Work request:
Each entry below needs to be copied exactly, with nothing dropped.

Segment Start: Records

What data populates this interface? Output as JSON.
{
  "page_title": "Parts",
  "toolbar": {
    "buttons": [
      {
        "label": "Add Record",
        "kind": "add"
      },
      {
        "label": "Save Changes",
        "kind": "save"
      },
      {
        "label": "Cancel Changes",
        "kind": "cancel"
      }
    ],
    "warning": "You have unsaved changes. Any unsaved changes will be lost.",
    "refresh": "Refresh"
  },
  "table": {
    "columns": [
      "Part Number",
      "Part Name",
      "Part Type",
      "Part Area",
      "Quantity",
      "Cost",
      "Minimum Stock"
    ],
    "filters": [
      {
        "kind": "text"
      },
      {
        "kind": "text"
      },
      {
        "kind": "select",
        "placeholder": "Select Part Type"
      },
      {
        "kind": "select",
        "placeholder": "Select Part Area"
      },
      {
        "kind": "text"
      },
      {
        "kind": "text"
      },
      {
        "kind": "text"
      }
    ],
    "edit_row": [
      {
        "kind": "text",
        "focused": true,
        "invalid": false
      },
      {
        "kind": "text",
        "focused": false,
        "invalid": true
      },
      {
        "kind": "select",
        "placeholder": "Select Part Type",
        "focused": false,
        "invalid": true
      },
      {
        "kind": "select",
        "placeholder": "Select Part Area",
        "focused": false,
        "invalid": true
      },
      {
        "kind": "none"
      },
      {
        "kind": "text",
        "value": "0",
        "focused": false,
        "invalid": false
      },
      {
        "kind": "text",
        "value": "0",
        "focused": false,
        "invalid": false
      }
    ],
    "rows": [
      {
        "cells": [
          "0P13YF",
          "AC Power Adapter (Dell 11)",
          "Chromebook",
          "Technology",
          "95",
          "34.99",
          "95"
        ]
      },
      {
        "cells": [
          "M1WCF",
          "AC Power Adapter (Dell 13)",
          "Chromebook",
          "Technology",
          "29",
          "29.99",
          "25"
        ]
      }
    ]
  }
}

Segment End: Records

Response to the task:
What data populates this interface? Output as JSON.
{
  "page_title": "Parts",
  "toolbar": {
    "buttons": [
      {
        "label": "Add Record",
        "kind": "add"
      },
      {
        "label": "Save Changes",
        "kind": "save"
      },
      {
        "label": "Cancel Changes",
        "kind": "cancel"
      }
    ],
    "warning": "You have unsaved changes. Any unsaved changes will be lost.",
    "refresh": "Refresh"
  },
  "table": {
    "columns": [
      "Part Number",
      "Part Name",
      "Part Type",
      "Part Area",
      "Quantity",
      "Cost",
      "Minimum Stock"
    ],
    "filters": [
      {
        "kind": "text"
      },
      {
        "kind": "text"
      },
      {
        "kind": "select",
        "placeholder": "Select Part Type"
      },
      {
        "kind": "select",
        "placeholder": "Select Part Area"
      },
      {
        "kind": "text"
      },
      {
        "kind": "text"
      },
      {
        "kind": "text"
      }
    ],
    "edit_row": [
      {
        "kind": "text",
        "focused": true,
        "invalid": false
      },
      {
        "kind": "text",
        "focused": false,
        "invalid": true
      },
      {
        "kind": "select",
        "placeholder": "Select Part Type",
        "focused": false,
        "invalid": true
      },
      {
        "kind": "select",
        "placeholder": "Select Part Area",
        "focused": false,
        "invalid": true
      },
      {
        "kind": "none"
      },
      {
        "kind": "text",
        "value": "0",
        "focused": false,
        "invalid": false
      },
      {
        "kind": "text",
        "value": "0",
        "focused": false,
        "invalid": false
      }
    ],
    "rows": [
      {
        "cells": [
          "0P13YF",
          "AC Power Adapter (Dell 11)",
          "Chromebook",
          "Technology",
          "95",
          "34.99",
          "95"
        ]
      },
      {
        "cells": [
          "M1WCF",
          "AC Power Adapter (Dell 13)",
          "Chromebook",
          "Technology",
          "29",
          "29.99",
          "25"
        ]
      }
    ]
  }
}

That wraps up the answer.